CRUISE TO COBH AND STEP BACK IN TIME TO A DELIGHTFUL IRELAND OF 100 YEARS AGO.
Located on the south coast of County Cork, Ireland, the quaint seaside town of Cobh is known for its great maritime heritage and seafaring history. As Ireland’s only dedicated cruise terminal, Cobh was the departure point for 2.5 million of the six million Irish people that emigrated to North America between 1848 and 1950, and to this day, it remains a popular port of call for cruise liners from all over the world. Perhaps this is due in part to the fact that Cobh, formerly known as Queenstown, is renowned as the last port of call for RMS Titanic—and since that fateful day in 1912, Cobh has remained largely unchanged, with the piers and streetscape appearing much the same as it did over 100 years ago. Many of Cobh’s sites focus on its maritime history, including the Titanic Experience, Titanic Trail walking tour, the Queenstown Story Heritage Centre and tours to Spike Island. There are also hourly rail connections to the lovely town of Cork, situated just 20 minutes away from Cobh.

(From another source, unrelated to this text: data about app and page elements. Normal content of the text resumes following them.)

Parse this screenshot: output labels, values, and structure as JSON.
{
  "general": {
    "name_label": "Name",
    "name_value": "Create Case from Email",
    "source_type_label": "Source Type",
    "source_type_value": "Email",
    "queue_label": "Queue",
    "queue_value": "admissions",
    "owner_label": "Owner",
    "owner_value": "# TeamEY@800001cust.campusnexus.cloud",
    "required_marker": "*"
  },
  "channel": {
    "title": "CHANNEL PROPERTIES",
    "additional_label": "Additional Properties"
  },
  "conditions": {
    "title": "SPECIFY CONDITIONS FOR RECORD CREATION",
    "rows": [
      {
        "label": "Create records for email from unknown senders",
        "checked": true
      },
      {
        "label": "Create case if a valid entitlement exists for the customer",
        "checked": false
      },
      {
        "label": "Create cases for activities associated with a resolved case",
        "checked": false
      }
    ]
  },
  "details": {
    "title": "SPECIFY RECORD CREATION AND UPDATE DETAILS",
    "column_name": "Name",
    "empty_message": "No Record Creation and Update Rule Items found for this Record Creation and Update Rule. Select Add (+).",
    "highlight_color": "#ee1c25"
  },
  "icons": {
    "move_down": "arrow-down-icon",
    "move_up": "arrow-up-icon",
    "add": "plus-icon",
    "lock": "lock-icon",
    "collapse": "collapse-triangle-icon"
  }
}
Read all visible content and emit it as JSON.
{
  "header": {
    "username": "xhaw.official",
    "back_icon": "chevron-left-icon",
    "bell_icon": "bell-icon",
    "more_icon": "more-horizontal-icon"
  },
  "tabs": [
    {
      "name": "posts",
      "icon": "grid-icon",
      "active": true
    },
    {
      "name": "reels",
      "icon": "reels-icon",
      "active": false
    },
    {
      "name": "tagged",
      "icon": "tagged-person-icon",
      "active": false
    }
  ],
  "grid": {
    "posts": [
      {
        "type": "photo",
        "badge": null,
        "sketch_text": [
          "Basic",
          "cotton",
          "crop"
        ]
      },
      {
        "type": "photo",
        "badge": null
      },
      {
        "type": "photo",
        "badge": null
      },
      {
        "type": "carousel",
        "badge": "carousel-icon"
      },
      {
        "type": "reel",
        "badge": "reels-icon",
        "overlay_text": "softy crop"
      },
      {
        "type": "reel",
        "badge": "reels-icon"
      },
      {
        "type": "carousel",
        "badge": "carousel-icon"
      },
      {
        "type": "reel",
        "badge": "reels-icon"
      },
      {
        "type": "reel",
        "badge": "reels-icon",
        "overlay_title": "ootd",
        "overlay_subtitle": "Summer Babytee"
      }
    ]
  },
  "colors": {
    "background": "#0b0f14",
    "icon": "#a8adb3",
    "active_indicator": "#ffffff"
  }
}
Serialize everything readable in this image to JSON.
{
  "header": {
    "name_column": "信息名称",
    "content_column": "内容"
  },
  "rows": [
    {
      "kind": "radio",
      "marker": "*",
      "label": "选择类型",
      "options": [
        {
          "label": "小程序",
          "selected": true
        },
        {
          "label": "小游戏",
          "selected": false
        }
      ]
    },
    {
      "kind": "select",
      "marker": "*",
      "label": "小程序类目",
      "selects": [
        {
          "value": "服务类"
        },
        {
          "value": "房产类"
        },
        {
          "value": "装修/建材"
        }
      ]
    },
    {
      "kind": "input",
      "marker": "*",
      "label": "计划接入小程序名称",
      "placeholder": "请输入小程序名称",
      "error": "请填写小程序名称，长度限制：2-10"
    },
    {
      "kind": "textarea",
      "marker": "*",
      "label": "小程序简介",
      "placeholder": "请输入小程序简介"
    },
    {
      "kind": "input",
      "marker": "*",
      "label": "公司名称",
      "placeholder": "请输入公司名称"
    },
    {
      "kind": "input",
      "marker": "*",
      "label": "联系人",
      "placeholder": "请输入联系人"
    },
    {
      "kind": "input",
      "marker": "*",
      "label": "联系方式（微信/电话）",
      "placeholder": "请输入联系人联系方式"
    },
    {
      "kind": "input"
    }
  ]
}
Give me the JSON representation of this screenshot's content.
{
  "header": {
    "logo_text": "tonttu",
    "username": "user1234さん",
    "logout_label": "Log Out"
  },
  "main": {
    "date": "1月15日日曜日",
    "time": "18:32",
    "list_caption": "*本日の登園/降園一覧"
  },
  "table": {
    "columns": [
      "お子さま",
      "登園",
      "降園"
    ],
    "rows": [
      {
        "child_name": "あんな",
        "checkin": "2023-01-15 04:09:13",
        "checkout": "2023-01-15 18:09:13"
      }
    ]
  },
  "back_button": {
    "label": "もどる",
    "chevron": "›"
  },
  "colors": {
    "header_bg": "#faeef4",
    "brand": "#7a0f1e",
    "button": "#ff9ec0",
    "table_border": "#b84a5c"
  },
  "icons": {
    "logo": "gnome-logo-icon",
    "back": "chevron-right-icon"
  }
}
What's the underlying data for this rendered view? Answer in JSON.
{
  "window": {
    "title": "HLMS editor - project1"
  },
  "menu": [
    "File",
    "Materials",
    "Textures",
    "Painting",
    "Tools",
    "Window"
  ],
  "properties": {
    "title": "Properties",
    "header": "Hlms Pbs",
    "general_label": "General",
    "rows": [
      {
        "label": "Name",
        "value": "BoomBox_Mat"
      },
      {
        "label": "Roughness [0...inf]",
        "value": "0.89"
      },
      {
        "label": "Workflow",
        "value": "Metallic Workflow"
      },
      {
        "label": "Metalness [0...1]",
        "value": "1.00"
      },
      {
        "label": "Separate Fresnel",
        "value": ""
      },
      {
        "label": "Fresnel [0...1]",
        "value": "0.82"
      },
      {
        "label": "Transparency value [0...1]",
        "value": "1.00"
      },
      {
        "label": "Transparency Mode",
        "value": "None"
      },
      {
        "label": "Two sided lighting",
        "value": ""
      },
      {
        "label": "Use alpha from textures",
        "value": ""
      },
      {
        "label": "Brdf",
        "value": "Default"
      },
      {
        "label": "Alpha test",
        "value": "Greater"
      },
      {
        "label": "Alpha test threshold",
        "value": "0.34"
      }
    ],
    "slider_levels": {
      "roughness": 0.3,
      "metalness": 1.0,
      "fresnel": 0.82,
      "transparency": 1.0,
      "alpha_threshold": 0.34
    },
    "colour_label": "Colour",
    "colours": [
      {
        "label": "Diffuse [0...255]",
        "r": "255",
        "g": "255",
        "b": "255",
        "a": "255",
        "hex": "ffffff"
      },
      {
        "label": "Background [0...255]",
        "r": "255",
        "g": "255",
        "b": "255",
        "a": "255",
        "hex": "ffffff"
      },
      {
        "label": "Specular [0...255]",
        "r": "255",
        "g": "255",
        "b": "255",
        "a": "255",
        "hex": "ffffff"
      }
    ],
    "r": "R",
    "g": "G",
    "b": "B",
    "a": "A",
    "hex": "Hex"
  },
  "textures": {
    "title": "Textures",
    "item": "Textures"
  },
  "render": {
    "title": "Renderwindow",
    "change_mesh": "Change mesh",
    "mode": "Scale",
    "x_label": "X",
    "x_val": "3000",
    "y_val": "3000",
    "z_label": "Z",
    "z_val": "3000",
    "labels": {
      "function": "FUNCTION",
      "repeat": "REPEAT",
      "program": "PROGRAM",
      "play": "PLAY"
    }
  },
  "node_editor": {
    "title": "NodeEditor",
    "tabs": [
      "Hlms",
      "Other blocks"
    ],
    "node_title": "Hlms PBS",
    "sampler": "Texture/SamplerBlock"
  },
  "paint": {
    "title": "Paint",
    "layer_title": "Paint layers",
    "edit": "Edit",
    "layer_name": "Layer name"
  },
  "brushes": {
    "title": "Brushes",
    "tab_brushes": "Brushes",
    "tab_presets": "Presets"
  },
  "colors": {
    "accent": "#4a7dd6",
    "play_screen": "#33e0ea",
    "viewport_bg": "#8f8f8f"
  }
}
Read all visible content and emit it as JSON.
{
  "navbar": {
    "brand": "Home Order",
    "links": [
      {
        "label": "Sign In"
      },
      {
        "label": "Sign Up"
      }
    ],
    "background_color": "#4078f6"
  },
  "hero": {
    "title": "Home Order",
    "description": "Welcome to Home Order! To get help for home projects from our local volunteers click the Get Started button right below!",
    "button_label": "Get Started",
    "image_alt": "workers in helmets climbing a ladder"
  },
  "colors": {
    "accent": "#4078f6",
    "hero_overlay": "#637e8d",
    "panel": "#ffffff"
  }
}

Located in the original White Star Line Ticket Office, this audio and visual experience retraces the steps of the 123 passengers who boarded the Titanic in Cobh. The exhibit also focuses on the seemingly impossible series of events that led to the tragedy on that fateful April night in 1912.
COBH HERITAGE CENTRE
COBH HERITAGE CENTRE
A city shaped by the sea, Cobh owes much of its history to the activities of this once incredibly busy port. Learn about the conditions on early emigrant vessels, including the dreaded “coffin ships”, and hear the tragic tail of the Lusitania, which sank off Cork Harbor.
Strategically located in lower Cork Harbor, the second largest natural harbor in the world, the multi-cultural Spike Island has left its mark on the areas history. Take a day trip and explore the 104 acres that include a monastery, fortress, and a prison.
Featured Cork (Cobh), Ireland Shore Excursions
Cork (Cobh), Ireland At a glance